However, a good portion of the album is also just a drag. No Balony Homosapiens is apparently inspired by Spielberg's E.T., but it sure it doesn't muster any of the magic or charm of the movie, instead being a slog of a listen at five minutes, its extra vocals towards the end a ham-fisted attempt to lend the song any power. I Am The Future is also just a weirdly unfulfilling track, but not for lack of trying, featuring a cracking guitar solo, a recurring moment that saves much of this album from being uneventful. When the album is overwrought and trying too hard, it feels like a drag even when the instrumentation is belting out fast and colourful post-punk palettes of sound.
And all that puts Zipper Catches Skin in a weird place in Alice's discography. The good songs on offer are way better than the highlights of Special Forces, and are slightly more numerous, but much of the rest of it is just as uneventful even as the band are playing their asses off. The judicious playful spoken word gives the album a more unique atmosphere than its contemporaries, but simply drags the album down half of the time. But the spoken word is also the only true delineator from his previous two albums beside some of the lyrics and mixing; ultimately, it's difficult to see how this direction could have been sustainable.

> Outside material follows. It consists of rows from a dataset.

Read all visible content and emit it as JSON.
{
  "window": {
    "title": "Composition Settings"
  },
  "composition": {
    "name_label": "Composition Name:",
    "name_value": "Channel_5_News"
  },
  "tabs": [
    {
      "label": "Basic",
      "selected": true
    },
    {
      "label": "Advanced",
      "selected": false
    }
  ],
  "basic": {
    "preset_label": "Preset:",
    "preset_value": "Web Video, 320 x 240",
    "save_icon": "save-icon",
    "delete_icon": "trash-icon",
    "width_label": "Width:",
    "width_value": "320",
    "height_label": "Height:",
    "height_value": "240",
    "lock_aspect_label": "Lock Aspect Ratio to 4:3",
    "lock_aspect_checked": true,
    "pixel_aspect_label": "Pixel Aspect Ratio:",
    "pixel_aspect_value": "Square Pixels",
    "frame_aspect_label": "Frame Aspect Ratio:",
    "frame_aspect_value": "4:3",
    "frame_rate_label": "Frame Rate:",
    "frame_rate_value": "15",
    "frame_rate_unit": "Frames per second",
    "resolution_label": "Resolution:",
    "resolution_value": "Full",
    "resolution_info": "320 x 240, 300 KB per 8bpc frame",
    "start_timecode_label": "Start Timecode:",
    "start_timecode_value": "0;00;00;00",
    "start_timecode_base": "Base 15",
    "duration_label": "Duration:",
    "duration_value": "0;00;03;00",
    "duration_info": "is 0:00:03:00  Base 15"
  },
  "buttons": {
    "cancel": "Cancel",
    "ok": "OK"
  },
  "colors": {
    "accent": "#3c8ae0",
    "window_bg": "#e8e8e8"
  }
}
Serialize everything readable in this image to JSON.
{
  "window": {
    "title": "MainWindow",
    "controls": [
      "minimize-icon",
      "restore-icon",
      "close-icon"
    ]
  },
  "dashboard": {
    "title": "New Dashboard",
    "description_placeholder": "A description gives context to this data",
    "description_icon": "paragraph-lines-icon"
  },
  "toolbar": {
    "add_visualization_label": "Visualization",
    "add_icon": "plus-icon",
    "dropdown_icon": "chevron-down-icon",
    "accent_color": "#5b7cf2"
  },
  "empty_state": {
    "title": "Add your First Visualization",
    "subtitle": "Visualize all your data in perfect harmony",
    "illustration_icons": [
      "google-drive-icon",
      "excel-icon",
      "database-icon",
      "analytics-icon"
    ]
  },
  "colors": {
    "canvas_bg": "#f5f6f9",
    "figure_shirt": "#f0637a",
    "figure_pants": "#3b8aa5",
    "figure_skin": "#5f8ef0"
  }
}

Certainly, rugged overdriven post-punk would not remain in vogue past this point for very long. Even Talking Heads went full tilt in the more electronic direction of new wave as the 80s rolled on, and there's definitely a bit of TH77 in Zipper's DNA, too late after that album was relevant. A fiery but also burned out collection of absurd stories and wry musings on social interaction with unconventional vocal delivery often masking some of the tightest musicianship of its kind. At 32 minutes, it's about the same length as Special Forces but is measurably less hollow, but sadly not much more memorable. Still, it's an easy recommendation for those who want an attempt at wry storytelling alongside the manic atmosphere of early post-punk, like a demented, lackadaisical Elvis Costello. Just don't go into it expecting it to change your life; I doubt this is anyone's favourite Cooper album, because it's certainly not his.